The SBIR/STTR program application process varies to some extent between federal agencies. There are some general aspects of the program that are similar across the agencies. To learn more, go to www.sbir.gov.
In general, the SBIR/STTR Program is structured into phases:
During Phase Zero, proposing teams conduct feasibility assessments, develop their proposal, and often seek a third party review of the proposal prior to submittal. Teams conduct market research and work to clearly articulate their commercialization plan, technology innovation, and intellectual property position. In addition to the free services offered by the SBIR/STTR Support Center to assist teams with these tasks, there are also resources available through Business Oregon's Phase 0 program.

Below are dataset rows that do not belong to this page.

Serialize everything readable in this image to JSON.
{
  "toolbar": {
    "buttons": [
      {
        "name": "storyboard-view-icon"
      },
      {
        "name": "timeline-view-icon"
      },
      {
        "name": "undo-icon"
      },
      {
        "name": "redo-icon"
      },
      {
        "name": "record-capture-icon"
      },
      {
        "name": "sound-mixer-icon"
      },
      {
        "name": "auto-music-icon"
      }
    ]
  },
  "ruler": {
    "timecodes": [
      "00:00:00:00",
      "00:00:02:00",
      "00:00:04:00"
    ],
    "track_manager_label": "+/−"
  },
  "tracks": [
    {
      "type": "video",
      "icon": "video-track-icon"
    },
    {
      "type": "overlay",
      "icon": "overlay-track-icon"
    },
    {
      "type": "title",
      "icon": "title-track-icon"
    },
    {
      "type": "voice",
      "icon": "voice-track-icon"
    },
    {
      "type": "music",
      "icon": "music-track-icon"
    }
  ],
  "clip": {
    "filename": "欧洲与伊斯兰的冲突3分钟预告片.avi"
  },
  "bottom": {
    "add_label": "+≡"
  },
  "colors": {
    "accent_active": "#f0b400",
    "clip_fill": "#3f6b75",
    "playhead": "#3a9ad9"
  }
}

In this program, Business Oregon can provide up to $5,000* per eligible team to cover additional fees for writing, reviews, legal, accounting, market research, or other costs associated with preparing a competitive proposal.
*Only available until Business Oregon's supply of funds lasts.
The objective of Phase I is to establish the technical merit, feasibility, and commercial potential of the proposed R/R&D efforts and to determine the quality of performance of the small business awardee organization prior to providing further Federal support in Phase II. SBIR Phase I awards normally do not exceed $150,000 total costs for 6 months.
Phase II awards are only granted if the work in Phase I is deemed to be promising and if the Phase II proposal is selected in a competitive process. The objective of Phase II is to continue the R/R&D efforts initiated in Phase I. Funding is based on the results achieved in Phase I and the scientific and technical merit and commercial potential of the project proposed in Phase II. Only Phase I awardees are eligible for a Phase II award. SBIR Phase II awards normally do not exceed $1,000,000 total costs for 2 years.
The objective of Phase III, where appropriate, is for the small business to pursue commercialization objectives resulting from the Phase I/II R/R&D activities. The SBIR program does not fund Phase III. Some Federal agencies, Phase III may involve follow-on non-SBIR funded R&D or production contracts for products, processes or services intended for use by the U.S. Government.